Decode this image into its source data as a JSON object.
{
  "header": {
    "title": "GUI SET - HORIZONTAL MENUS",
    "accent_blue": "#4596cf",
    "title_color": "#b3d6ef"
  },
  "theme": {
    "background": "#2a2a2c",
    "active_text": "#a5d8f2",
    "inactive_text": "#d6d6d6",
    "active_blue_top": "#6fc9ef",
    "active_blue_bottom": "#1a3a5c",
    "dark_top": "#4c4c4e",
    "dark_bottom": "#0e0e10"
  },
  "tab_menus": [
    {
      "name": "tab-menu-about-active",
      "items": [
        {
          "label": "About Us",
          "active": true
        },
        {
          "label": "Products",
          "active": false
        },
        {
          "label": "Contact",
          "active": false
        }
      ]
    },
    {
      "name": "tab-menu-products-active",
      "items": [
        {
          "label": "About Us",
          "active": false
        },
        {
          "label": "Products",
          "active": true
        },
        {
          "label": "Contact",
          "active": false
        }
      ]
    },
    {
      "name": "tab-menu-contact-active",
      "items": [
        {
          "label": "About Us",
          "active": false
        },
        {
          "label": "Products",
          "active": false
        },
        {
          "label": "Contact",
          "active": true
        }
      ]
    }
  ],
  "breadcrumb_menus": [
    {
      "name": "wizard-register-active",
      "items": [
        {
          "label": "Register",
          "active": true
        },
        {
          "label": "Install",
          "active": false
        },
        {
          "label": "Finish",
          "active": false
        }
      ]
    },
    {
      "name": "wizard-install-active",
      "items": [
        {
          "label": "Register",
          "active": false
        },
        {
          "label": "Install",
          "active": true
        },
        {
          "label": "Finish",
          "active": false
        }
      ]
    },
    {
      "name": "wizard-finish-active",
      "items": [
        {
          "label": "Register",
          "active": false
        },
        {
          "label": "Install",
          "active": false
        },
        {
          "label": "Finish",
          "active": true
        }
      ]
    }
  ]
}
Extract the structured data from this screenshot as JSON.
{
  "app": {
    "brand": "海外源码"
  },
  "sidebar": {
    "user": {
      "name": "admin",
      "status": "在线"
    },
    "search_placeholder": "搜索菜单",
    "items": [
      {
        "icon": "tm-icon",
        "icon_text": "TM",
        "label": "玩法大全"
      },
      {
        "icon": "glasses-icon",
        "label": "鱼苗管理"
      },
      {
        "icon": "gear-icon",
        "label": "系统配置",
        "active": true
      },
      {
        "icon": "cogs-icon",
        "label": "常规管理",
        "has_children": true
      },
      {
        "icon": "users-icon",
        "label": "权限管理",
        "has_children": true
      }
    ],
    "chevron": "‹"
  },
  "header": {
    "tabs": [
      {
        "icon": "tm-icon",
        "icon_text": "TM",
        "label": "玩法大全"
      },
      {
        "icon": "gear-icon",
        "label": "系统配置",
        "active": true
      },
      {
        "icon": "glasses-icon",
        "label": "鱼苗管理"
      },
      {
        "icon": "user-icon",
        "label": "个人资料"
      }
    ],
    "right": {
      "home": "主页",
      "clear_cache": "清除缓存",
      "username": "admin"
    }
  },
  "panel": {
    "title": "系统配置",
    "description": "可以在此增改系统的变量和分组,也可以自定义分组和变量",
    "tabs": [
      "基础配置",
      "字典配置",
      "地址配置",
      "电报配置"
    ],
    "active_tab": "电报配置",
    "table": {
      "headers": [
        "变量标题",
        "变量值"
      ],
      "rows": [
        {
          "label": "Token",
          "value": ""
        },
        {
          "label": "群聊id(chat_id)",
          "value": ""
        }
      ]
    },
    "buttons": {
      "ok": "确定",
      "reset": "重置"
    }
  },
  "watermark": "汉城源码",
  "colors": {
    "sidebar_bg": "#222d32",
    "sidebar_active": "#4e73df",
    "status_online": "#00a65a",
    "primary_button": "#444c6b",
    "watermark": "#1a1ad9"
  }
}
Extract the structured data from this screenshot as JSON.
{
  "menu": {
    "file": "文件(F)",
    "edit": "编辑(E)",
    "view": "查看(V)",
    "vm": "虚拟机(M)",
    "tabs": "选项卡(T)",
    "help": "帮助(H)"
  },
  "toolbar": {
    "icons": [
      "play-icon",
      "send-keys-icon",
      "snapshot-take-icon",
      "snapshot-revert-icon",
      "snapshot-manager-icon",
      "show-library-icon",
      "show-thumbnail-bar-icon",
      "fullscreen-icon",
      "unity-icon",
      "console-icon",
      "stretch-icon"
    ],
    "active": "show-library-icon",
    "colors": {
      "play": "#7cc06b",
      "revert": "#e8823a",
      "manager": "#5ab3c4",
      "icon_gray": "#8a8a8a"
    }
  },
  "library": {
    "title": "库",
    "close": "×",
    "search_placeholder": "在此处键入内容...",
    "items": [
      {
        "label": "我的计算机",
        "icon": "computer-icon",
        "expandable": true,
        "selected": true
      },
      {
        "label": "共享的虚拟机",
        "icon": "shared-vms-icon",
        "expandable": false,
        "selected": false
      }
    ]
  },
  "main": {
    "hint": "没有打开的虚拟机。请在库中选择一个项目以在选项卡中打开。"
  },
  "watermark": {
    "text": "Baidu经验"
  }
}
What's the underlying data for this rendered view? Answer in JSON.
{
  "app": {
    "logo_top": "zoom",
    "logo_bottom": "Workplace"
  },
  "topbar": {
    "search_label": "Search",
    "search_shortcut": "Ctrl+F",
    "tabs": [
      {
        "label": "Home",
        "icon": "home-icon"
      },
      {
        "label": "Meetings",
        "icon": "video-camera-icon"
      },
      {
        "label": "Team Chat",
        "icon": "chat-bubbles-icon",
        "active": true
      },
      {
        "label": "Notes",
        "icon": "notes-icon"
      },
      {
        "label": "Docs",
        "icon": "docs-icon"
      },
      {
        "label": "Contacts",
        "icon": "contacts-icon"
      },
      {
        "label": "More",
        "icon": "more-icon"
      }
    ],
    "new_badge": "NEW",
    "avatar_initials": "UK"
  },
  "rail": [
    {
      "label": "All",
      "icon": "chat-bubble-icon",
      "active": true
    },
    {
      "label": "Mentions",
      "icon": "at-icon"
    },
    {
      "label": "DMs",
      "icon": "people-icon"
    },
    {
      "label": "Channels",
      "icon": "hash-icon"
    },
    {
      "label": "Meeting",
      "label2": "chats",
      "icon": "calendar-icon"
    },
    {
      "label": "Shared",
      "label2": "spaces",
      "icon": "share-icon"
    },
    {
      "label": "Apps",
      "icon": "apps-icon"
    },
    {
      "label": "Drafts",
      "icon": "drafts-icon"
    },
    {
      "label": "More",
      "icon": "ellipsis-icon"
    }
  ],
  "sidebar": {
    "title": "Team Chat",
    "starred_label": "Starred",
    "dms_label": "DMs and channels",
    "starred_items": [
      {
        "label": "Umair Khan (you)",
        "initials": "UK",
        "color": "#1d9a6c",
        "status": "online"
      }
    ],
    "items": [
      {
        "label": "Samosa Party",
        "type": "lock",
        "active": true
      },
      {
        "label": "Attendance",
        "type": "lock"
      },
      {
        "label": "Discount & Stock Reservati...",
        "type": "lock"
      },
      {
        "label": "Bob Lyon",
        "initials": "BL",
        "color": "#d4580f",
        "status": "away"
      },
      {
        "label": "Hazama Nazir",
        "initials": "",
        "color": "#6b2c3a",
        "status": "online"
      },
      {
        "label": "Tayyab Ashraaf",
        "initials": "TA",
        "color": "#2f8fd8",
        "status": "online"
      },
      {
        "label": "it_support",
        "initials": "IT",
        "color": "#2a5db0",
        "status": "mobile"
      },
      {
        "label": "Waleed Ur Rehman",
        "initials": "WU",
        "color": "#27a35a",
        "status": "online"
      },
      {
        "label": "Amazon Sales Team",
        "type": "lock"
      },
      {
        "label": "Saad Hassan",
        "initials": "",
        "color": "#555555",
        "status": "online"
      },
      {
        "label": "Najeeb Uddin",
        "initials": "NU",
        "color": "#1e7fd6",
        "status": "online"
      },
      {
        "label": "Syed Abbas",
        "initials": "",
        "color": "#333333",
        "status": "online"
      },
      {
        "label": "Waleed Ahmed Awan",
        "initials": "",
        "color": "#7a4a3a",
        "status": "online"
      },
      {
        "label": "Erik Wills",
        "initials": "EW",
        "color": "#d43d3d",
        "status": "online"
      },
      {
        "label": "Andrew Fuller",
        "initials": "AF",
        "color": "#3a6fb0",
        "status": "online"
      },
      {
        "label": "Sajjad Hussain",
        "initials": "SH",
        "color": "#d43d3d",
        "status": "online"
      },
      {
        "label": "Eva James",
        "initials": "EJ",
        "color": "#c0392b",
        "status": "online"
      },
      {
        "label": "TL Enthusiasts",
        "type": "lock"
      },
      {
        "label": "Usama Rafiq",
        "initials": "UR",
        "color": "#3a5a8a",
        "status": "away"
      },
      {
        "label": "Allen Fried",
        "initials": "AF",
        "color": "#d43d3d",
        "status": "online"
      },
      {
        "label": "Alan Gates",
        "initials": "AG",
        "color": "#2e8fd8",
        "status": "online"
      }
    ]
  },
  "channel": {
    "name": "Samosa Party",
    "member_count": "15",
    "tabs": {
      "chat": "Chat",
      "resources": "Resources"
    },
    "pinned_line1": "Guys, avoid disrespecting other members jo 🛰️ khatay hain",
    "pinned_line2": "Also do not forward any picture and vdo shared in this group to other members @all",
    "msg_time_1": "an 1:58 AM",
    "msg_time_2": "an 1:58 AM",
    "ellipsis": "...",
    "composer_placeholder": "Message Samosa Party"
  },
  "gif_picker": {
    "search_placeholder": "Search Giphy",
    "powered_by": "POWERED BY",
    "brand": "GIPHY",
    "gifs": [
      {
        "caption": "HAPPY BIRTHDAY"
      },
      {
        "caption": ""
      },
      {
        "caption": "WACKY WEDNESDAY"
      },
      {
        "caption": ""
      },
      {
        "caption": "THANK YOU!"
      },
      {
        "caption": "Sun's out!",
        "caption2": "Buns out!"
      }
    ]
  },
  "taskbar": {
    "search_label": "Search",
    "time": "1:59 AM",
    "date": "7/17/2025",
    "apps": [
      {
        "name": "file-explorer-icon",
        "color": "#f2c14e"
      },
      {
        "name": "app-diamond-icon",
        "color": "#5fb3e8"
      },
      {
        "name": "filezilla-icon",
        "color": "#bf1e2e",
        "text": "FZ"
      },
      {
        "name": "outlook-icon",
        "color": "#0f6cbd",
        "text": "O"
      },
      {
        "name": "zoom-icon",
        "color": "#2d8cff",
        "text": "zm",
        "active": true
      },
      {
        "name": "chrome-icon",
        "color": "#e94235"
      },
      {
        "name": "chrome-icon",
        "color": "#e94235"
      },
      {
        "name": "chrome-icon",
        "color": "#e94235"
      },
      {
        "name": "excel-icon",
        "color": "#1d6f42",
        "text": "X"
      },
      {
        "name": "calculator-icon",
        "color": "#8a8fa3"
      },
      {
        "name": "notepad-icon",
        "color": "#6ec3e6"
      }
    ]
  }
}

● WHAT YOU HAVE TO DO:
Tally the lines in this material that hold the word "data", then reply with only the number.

● EXERCISE SOLUTION:
4